1. We Three Kings 3:47
2. It Came Upon a Midnight Clear (featuring Anthony Kearns) 2:30
3. Santa Claus Is Coming to Town 2:56
4. Fairytale of New York 3:44
5. I'll Be Home for Christmas (featuring Ronan Tynan) 3:48
6. Mille Cherubini In Coro (featuring Finbar Wright) 3:48
7. O Holy Night 5:40
8. Silent Night 3:09
9. Little Drummer Boy (featuring Finbar Wright, Ronan Tynan) 2:53
10. Winter Wonderland Medley 3:26
11. Mary's Boy Child (featuring Ronan Tynan) 3:38
12. Panis Angelicus (featuring Anthony Kearns, Ronan Tynan) 3:25

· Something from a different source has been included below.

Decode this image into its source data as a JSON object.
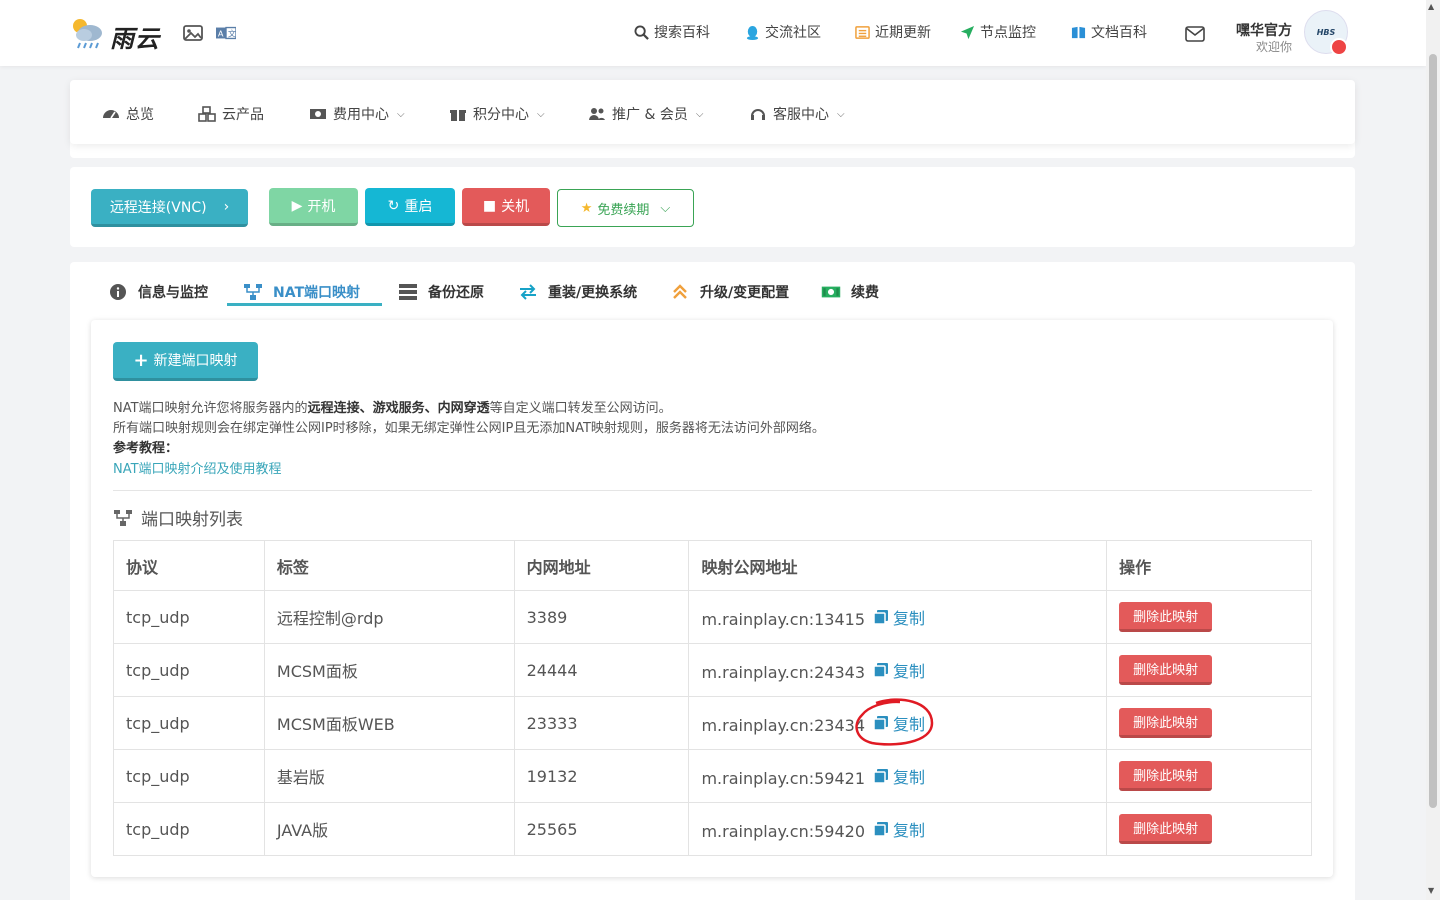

13. Pei Jesu (featuring Finbar Wright, Anthony Kearns) 3:11
14. How Great Thou Art (featuring Finbar Wright) 2:33
15. The Lord's Prayer (featuring Anthony Kearns) 2:51

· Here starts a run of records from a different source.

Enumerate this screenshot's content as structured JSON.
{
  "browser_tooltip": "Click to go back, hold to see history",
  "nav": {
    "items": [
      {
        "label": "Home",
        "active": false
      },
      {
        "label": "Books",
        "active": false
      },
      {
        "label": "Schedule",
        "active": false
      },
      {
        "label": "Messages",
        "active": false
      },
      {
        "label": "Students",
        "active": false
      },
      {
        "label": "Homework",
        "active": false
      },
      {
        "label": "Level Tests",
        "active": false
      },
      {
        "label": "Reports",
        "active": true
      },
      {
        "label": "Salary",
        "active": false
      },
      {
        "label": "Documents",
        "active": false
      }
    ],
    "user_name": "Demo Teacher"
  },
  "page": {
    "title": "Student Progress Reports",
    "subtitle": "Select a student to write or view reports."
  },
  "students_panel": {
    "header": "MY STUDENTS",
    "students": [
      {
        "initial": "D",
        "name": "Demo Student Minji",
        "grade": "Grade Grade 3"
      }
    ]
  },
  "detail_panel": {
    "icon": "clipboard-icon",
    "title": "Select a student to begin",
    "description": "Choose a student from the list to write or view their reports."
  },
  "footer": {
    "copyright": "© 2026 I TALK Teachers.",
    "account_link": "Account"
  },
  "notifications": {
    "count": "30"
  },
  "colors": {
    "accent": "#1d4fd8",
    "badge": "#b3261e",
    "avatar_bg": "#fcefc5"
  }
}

16. Battle Hymn of the Republic 2:35
17. America the Beautiful 3:00



We Three Kings, the follow-up to The Irish Tenors popular 1999 holiday extravaganza, Home For Christmas, is a lush collection of festive classics, and a worthy companion to its predecessor. The tenors' impressive pipes ring clear and true on yuletide standards like "Silent Night" and "I'll Be Home For Christmas." The arrangements are powerful, compelling, and tastefully compliment the trio's flawless delivery, especially on the title track. The inclusion of the gorgeous blue collar anthem, "Fairytale Of New York," by The Pogues, is a brave step for these gentlemen — though they omit an entire section, probably due to the references to sluts, scumbags, and maggots so skillfully penned by the great Shane MacGowan — and they deliver one of the most stirring and engaging performances on the album. The record boasts four bonus tracks including the non-secular "How Great Thou Art," and a lovely rendition of "The Lord's Prayer." The addition of patriotic numbers like "Battle Hymn Of The Republic" and "America The Beautiful," while performed beautifully, are glaring examples of an unnecessary post-September 11th trend that seems to imply that Americans won't buy a product devoid of sympathetic flag waving, and unfortunately interferes with the album's good natured holiday cheer.